It does not need to. Letting our imaginations supply the visuals for what the geek is doing is arguably more horrible than what the movie could show us. Nightmare Alley thus allows us to engage with our own fantasies through the power of suggestion, engaging us in a process much like Stan’s mesmerism. Stan is in the business of creating illusions, of using a few cues to imply that he knows more than he does. Like Stan’s act, the movie must only provide us with a few basic signals about what is transpiring at the geek show, and we do the rest of the work. Who then, we might wonder, is most responsible for the nightclub audience’s delusion or the dark images that our brains supply when the camera pans away through the crowd at the sideshow? The audience in both cases chooses to participate in the creation of the fantastic. Perhaps the difference is that as a film-going audience, we know the illusion is false—but part of the film’s point is that often in life, we find ourselves deprived of that insight, particularly when we truly want to believe.
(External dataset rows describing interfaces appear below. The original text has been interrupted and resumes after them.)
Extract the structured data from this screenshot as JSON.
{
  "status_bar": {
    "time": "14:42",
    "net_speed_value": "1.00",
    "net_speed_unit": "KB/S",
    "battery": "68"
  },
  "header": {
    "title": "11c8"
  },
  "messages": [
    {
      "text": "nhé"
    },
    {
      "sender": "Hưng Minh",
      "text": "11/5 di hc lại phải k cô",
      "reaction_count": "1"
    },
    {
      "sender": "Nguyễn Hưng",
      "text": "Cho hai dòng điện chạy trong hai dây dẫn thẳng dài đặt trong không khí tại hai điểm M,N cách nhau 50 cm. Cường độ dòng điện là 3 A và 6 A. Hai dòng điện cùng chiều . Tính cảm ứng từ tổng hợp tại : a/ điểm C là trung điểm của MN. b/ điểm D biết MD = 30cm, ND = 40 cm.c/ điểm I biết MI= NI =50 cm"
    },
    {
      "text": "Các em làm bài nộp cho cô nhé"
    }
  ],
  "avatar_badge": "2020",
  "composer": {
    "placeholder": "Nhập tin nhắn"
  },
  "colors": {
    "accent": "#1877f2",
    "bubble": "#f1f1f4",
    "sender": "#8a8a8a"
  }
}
The story of the nameless, screaming carnival geek and Stan’s descent raises important, cynical, and disturbing existential questions. We might wonder if in the movie’s twisted view, all roads lead back to the geek—for Stan and for all of us: back to where we started, no matter how we struggle to get away and make a different life for ourselves, and no matter how revered we become. Are we destined to assume the persona of what we have always dreaded and loathed? Must we live out the nightmares that we carry around inside of us? Is there no possibility of escape? In its treatment of these questions, Nightmare Alley is almost supernaturally fatalistic, insisting on probing the thinness of the line that exists for some of us between sanity and insanity, health and dysfunction, humanity and otherness.
But weirdly for Stan, it is only when he is living his nightmare as a geek at the movie’s conclusion that he seems most humane—weak, suffering, and human in spite of his being treated as a non-human, a freak. In his days as a thriving mentalist, his whole existence is a lie, including his relationship with Molly, but when he returns to the carnival as the geek, he is no longer acting, no longer manipulating. Nightmare Alley thus suggests that there is truth lingering in our nightmares, and notably, if there is the semblance of veracity within them, it becomes harder to justify dismissing them.
Perhaps that is one of the things that will make Nightmare Alley potentially difficult for audiences of any era to handle. The fact that the movie conveys its protagonist’s downfall with the emotional thrust of a bad dream makes it harder to reject as unfamiliar or impossible. Much like the geek’s screams, Nightmare Alley offers us something fearsome in an intangible way that we cannot easily combat with language. It is not an easy movie to shake.